→ **Exercise requirements**
Check the records below for the word "value" and state how many lines contain it, replying with the number only.

→ **Information**
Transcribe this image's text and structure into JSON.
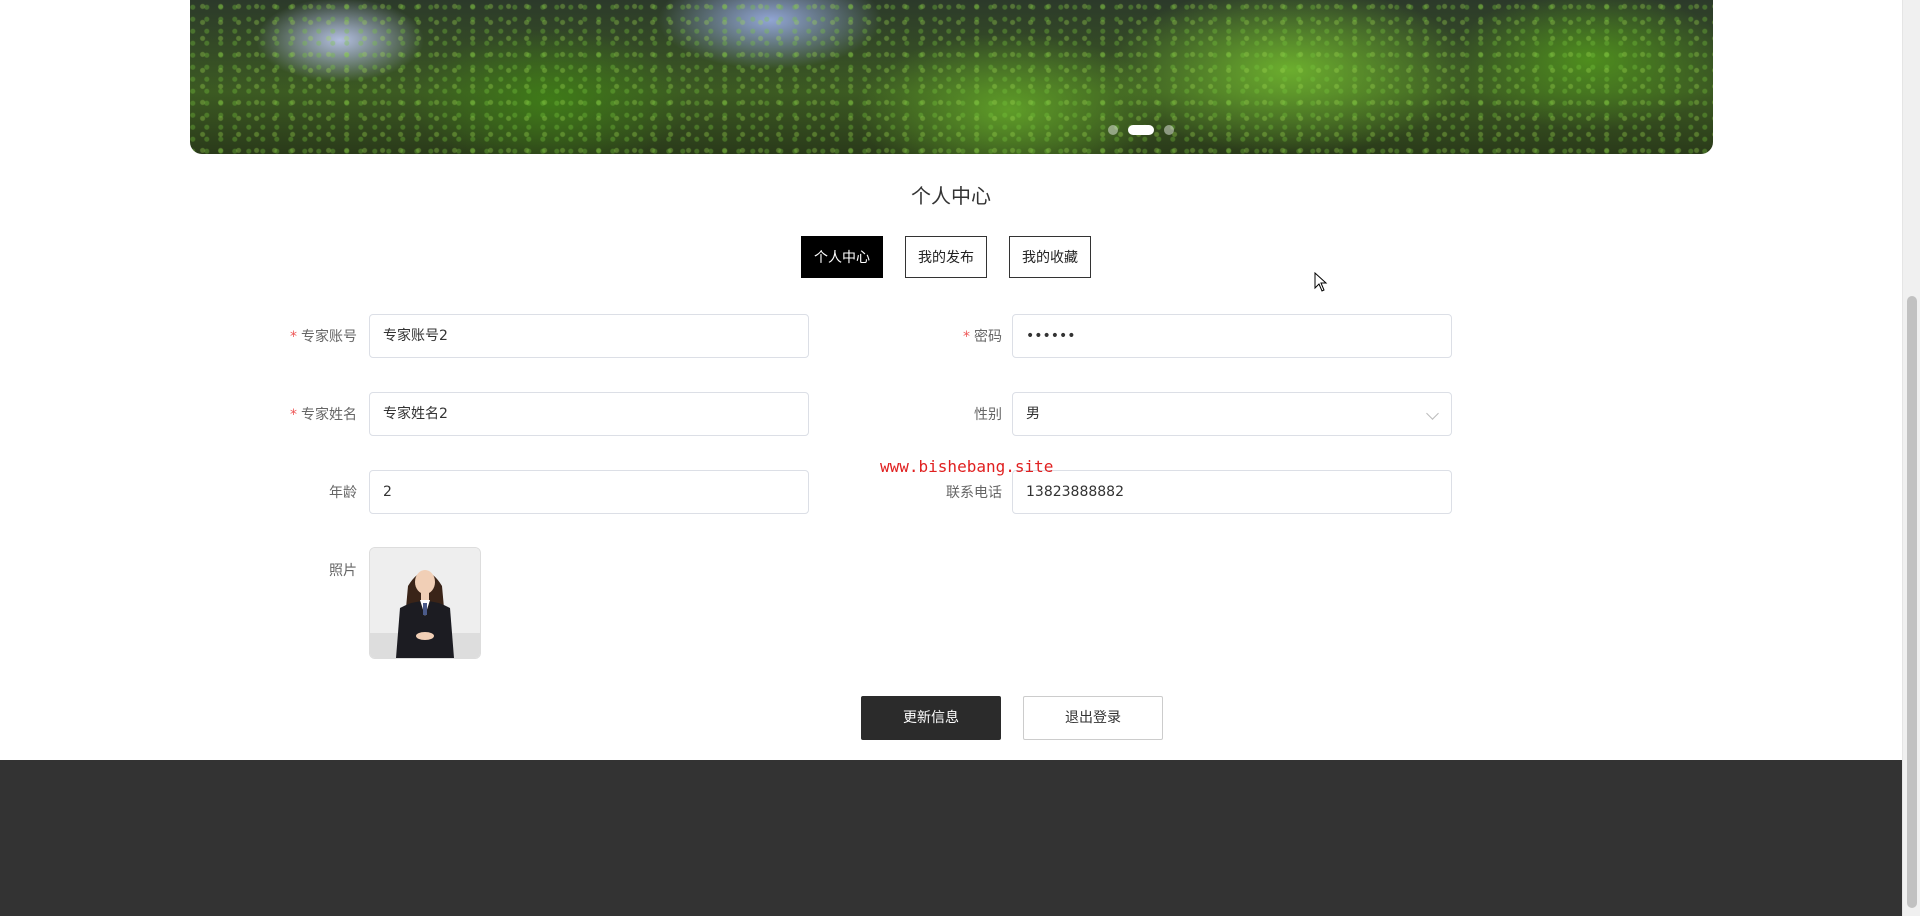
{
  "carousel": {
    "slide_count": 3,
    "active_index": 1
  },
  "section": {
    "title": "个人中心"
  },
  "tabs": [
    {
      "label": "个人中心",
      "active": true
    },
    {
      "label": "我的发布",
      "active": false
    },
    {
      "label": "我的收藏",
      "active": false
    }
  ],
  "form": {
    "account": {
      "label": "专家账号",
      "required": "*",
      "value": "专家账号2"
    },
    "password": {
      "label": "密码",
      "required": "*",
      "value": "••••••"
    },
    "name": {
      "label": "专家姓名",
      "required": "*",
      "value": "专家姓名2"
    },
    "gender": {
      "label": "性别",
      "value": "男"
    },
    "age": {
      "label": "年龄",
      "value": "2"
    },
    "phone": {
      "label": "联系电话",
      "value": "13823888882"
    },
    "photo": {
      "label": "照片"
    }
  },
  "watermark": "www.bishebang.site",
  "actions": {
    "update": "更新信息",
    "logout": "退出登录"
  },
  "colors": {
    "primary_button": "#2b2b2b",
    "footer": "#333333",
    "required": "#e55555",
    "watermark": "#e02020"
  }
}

→ **Expected answer**
6